PROBLEM DETAILS -
Exactly how many lines below mention "label"? Answer with that number alone.

DATA RECORDS -
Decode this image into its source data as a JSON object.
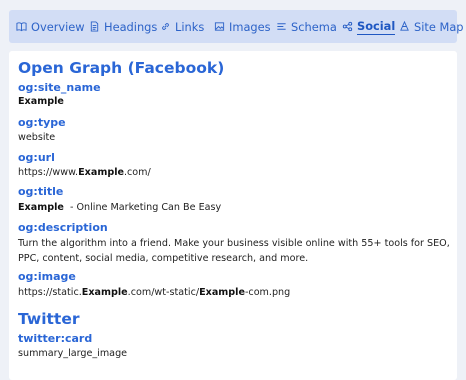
{
  "tabs": [
    {
      "label": "Overview",
      "icon": "book-icon"
    },
    {
      "label": "Headings",
      "icon": "document-icon"
    },
    {
      "label": "Links",
      "icon": "link-icon"
    },
    {
      "label": "Images",
      "icon": "image-icon"
    },
    {
      "label": "Schema",
      "icon": "list-icon"
    },
    {
      "label": "Social",
      "icon": "share-icon",
      "active": true
    },
    {
      "label": "Site Map",
      "icon": "sitemap-icon"
    }
  ],
  "colors": {
    "accent": "#2a66d6",
    "tabbar": "#d2ddf5",
    "background": "#eef1f7"
  },
  "open_graph": {
    "heading": "Open Graph (Facebook)",
    "site_name": {
      "key": "og:site_name",
      "value": "Example"
    },
    "type": {
      "key": "og:type",
      "value": "website"
    },
    "url": {
      "key": "og:url",
      "prefix": "https://www.",
      "brand": "Example",
      "suffix": ".com/"
    },
    "title": {
      "key": "og:title",
      "brand": "Example",
      "suffix": "  - Online Marketing Can Be Easy"
    },
    "description": {
      "key": "og:description",
      "value": "Turn the algorithm into a friend. Make your business visible online with 55+ tools for SEO, PPC, content, social media, competitive research, and more."
    },
    "image": {
      "key": "og:image",
      "prefix": "https://static.",
      "brand": "Example",
      "middle": ".com/wt-static/",
      "brand2": "Example",
      "suffix": "-com.png"
    }
  },
  "twitter": {
    "heading": "Twitter",
    "card": {
      "key": "twitter:card",
      "value": "summary_large_image"
    }
  }
}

RESULT BELOW -
7